#11 TareqPhoto

TareqPhoto

    Fly Me to the Moon

  • -----
  • Posts: 7,069
  • Joined: 20 Feb 2017
  • Loc: Ajman - UAE

Posted 13 May 2021 - 03:53 PM

Look at OP post, 

 

"My previous experience with Baader filters is a bit disapponting due to halos in the G,B,OIII filters."

 

This is likely the most issues we are facing, and we are like forced to go to AD/Chroma to solve it, means to pay more, but it depends on different factors also, i mean i saw results done with LRGB not AD/Chroma and the B/G signal were just great, i did buy Chroma OIII anyway as i know i wanted 3nm, i got good price for that filter, but how many will buy that anyway? And why Baader making this 4nm OIII is it didn't fix something but only to give stronger signal or contrast? I still don't know if i should replace my Optolong OIII 6.5nm to Baader OIII 4nm, if they can make a new OIII 4nm or 3nm that is better resisting halo even only slight i will be interested in that, but not in rush because i already have OIII 3nm, but i don't have Ha 3nm, and only Antlia is in my list for price, the filter results are very promising everywhere i see, Baader Ha 4nm isn't bad as well, but if i have to choose then i will go with Antlia, and if it is OIII then definitely i will not go with Baader while Antlia isn't good yet but they are doing good to fix it somehow.


  • AstroCatinfo likes this

#12 PiotrM

PiotrM

    Soyuz

  • *****
  • Posts: 3,985
  • Joined: 03 Jan 2010
  • Loc: Poland

Posted 13 May 2021 - 03:59 PM

Look at OP post, 

 

"My previous experience with Baader filters is a bit disapponting due to halos in the G,B,OIII filters."

 

This is likely the most issues we are facing, and we are like forced to go to AD/Chroma to solve it,

 

Oh, poor you, you need 1000 filters to solve reflections problems. The thing is reflections are VERY SPECIFIC to given setup. Some find Baader good, some have to use Astrodon, or Astronomik or Optolong/Chroma... There is no universal answer to which filter will not have reflection or halos.

 

 

I still don't know if i should replace my Optolong OIII 6.5nm to Baader OIII 4nm,... but not in rush because i already have OIII 3nm

Fix your imaging chain first, then start imaging, you already have more filters than needed.

 

that is better resisting halo even only slight i will be interested in that

do you even have "halos" ? Or do you just want to go on next shopping frenzy?



#13 TareqPhoto

TareqPhoto

    Fly Me to the Moon

  • -----
  • Posts: 7,069
  • Joined: 20 Feb 2017
  • Loc: Ajman - UAE

Posted 13 May 2021 - 04:31 PM

Oh, poor you, you need 1000 filters to solve reflections problems.

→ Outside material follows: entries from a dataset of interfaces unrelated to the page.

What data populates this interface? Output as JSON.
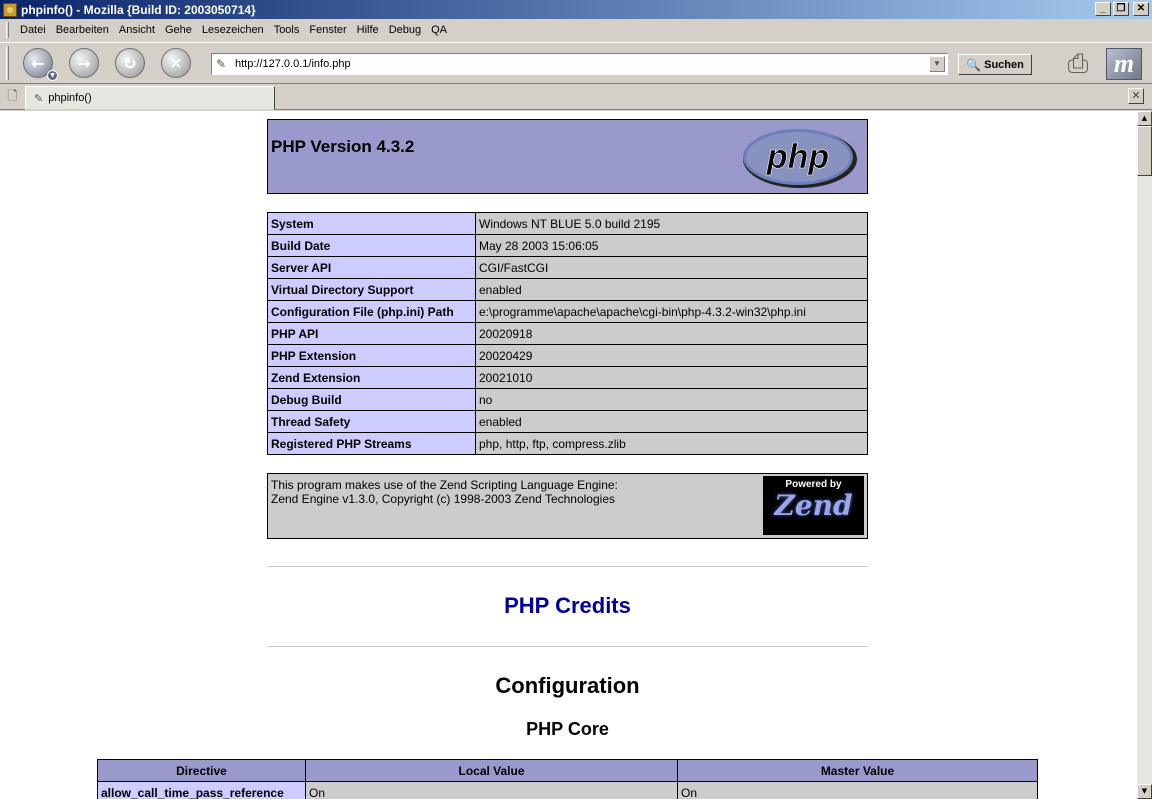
{
  "window": {
    "title": "phpinfo() - Mozilla {Build ID: 2003050714}",
    "btn_minimize": "_",
    "btn_maximize": "❐",
    "btn_close": "✕"
  },
  "menu": [
    "Datei",
    "Bearbeiten",
    "Ansicht",
    "Gehe",
    "Lesezeichen",
    "Tools",
    "Fenster",
    "Hilfe",
    "Debug",
    "QA"
  ],
  "navigation": {
    "back": "←",
    "forward": "→",
    "reload": "↻",
    "stop": "✕",
    "url": "http://127.0.0.1/info.php",
    "search_label": "Suchen"
  },
  "tab": {
    "label": "phpinfo()",
    "close": "✕"
  },
  "php": {
    "version": "PHP Version 4.3.2",
    "logo_text": "php",
    "system_rows": [
      {
        "key": "System",
        "value": "Windows NT BLUE 5.0 build 2195"
      },
      {
        "key": "Build Date",
        "value": "May 28 2003 15:06:05"
      },
      {
        "key": "Server API",
        "value": "CGI/FastCGI"
      },
      {
        "key": "Virtual Directory Support",
        "value": "enabled"
      },
      {
        "key": "Configuration File (php.ini) Path",
        "value": "e:\\programme\\apache\\apache\\cgi-bin\\php-4.3.2-win32\\php.ini"
      },
      {
        "key": "PHP API",
        "value": "20020918"
      },
      {
        "key": "PHP Extension",
        "value": "20020429"
      },
      {
        "key": "Zend Extension",
        "value": "20021010"
      },
      {
        "key": "Debug Build",
        "value": "no"
      },
      {
        "key": "Thread Safety",
        "value": "enabled"
      },
      {
        "key": "Registered PHP Streams",
        "value": "php, http, ftp, compress.zlib"
      }
    ],
    "zend_line1": "This program makes use of the Zend Scripting Language Engine:",
    "zend_line2": "Zend Engine v1.3.0, Copyright (c) 1998-2003 Zend Technologies",
    "zend_logo_top": "Powered by",
    "zend_logo_name": "Zend",
    "credits": "PHP Credits",
    "configuration": "Configuration",
    "core": "PHP Core",
    "directive_headers": [
      "Directive",
      "Local Value",
      "Master Value"
    ],
    "directive_rows": [
      {
        "directive": "allow_call_time_pass_reference",
        "local": "On",
        "master": "On"
      }
    ]
  }
}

The thing is reflections are VERY SPECIFIC to given setup. Some find Baader good, some have to use Astrodon, or Astronomik or Optolong/Chroma... There is no universal answer to which filter will not have reflection or halos.

 

No need 1000 filters, at least not filters that cost thousands as many did here.
Some find and some didn't find, so it is subjective and not a fact? Or it is not the filter fault?!!!

 

Fix your imaging chain first, then start imaging, you already have more filters than needed.

 

Fixing with more items of course, and no i don't have, but i need few more and i am done.

 

do you even have "halos" ? Or do you just want to go on next shopping frenzy?

 

Shopping isn't a bad idea, as long i know what to shop for, i see others shopping forever and no one is talking, anyway, i already mentioned in 2018 and 2019 that two years later which is 2020 and 2021 will be my shopping years, so did 2021 finished already?!!!

Read above ^^^



#14 AstroCatinfo

AstroCatinfo

    Messenger

  • *****
  • topic starter
  • Posts: 465
  • Joined: 22 Jan 2016
  • Loc: Prades, Catalunya - Spain

Posted 15 May 2021 - 09:22 AM

For my new setup I already have the LRGB 36mm Astrodon kit. I will be used on:

 

Sigma Art 85mm + ASI2600MM Pro + EFW7pos

 

I'll also add a Antlia 3nm Ha. Don't know if it will work properly. Iwill close the lens apperture to at least f/3.2 (originally at 1.8).




CNers have asked about a donation box for Cloudy Nights over the years, so here you go. Donation is not required by any means, so please enjoy your stay.


Recent Topics






Cloudy Nights LLC
Cloudy Nights Sponsor: Astronomics